The program featured a “vintage panel” of seasoned and “hardened warriors of the 1980s” who shared insights about how they survived and thrived during such a devastating economic downturn for so many farming families.

Kohl shared some of the key take-home messages from the panelists. These tips are aimed at young producers, but they could benefit any rancher as they weather through the ups and downs of agricultural cycles:

1. Don’t act like the hired man at age 45.

Kohl writes, “Become knowledgeable of the financial statements including the balance sheet, income statement, and cash flow. Be involved in meetings with the banker and find out what they are comfortable with concerning debt levels and overall risk. Often young people will take a passive approach to the financial aspects of the business which can lead to financial issues when the management transition of the business occurs.”

2. Transition planning can’t be done with a handshake.

“Strategic planning that goes well usually has a facilitator with a neutral interest who guides the family through the transition process,” says Kohl. “The written plan provides a vision for the future direction of the business. The ‘elephants in the room’ usually involve hidden agendas, which can be helped by increasing communication. Listening and checking one's ego at the door is very crucial for a successful business transition.

3. Develop key financial benchmarks to measure performance.

“Enterprise analysis allows the individual to make investments in capital, human resources, and other areas that generated optimal returns,” he explains. “Enterprise analysis is very critical for a diversified operation with many streams of both farm and non-farm income. Cash flow monitoring was also critical to develop a sense of urgency so that the business was not taking on water and could plug financial leaks.”

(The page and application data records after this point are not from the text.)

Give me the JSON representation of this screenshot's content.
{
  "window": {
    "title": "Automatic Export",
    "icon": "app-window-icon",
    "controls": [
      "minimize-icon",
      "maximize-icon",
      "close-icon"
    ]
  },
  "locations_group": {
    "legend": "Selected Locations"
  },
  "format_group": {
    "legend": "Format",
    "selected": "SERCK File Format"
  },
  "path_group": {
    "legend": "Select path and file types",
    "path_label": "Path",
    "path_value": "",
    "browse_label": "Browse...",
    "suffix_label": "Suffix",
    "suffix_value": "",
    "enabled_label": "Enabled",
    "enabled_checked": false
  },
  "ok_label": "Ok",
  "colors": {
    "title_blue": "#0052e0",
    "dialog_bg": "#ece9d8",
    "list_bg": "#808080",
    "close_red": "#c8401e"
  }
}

4. Set aside time to advocate for agriculture.

Kohl recaps, “One of the most notable quotes from the panel was, ‘Be at the table, or you become the menu.’ With fewer farms and ranches today, and with time-compressed schedules, the panelists recommended setting aside time to be involved as an advocate for the agriculture industry on issues ranging from environmental protection and water use, to animal welfare.

“The non-government organizations (NGOs) are putting more pressure on the agriculture industry at an increasing rate. It is important that young farmers and ranchers share their story in an authentic way to an ever-increasing population that is removed from the farm and ranch by multiple generations.”

The panelists also shared some of the “train wrecks” that they’ve witnessed in their years of ranching, which you can read here.

There are a lot of things we must master in order to be successful in production agriculture. From transition planning to creating a business plan to adapting to ever-changing market demands to cash-flowing the business and lifestyle expenditures, strong mentors and a qualified team of experts on your side can help you and your family stay on track and move the business forward even in the most difficult of scenarios.

The opinions of Amanda Radke are not necessarily those of or Farm Progress.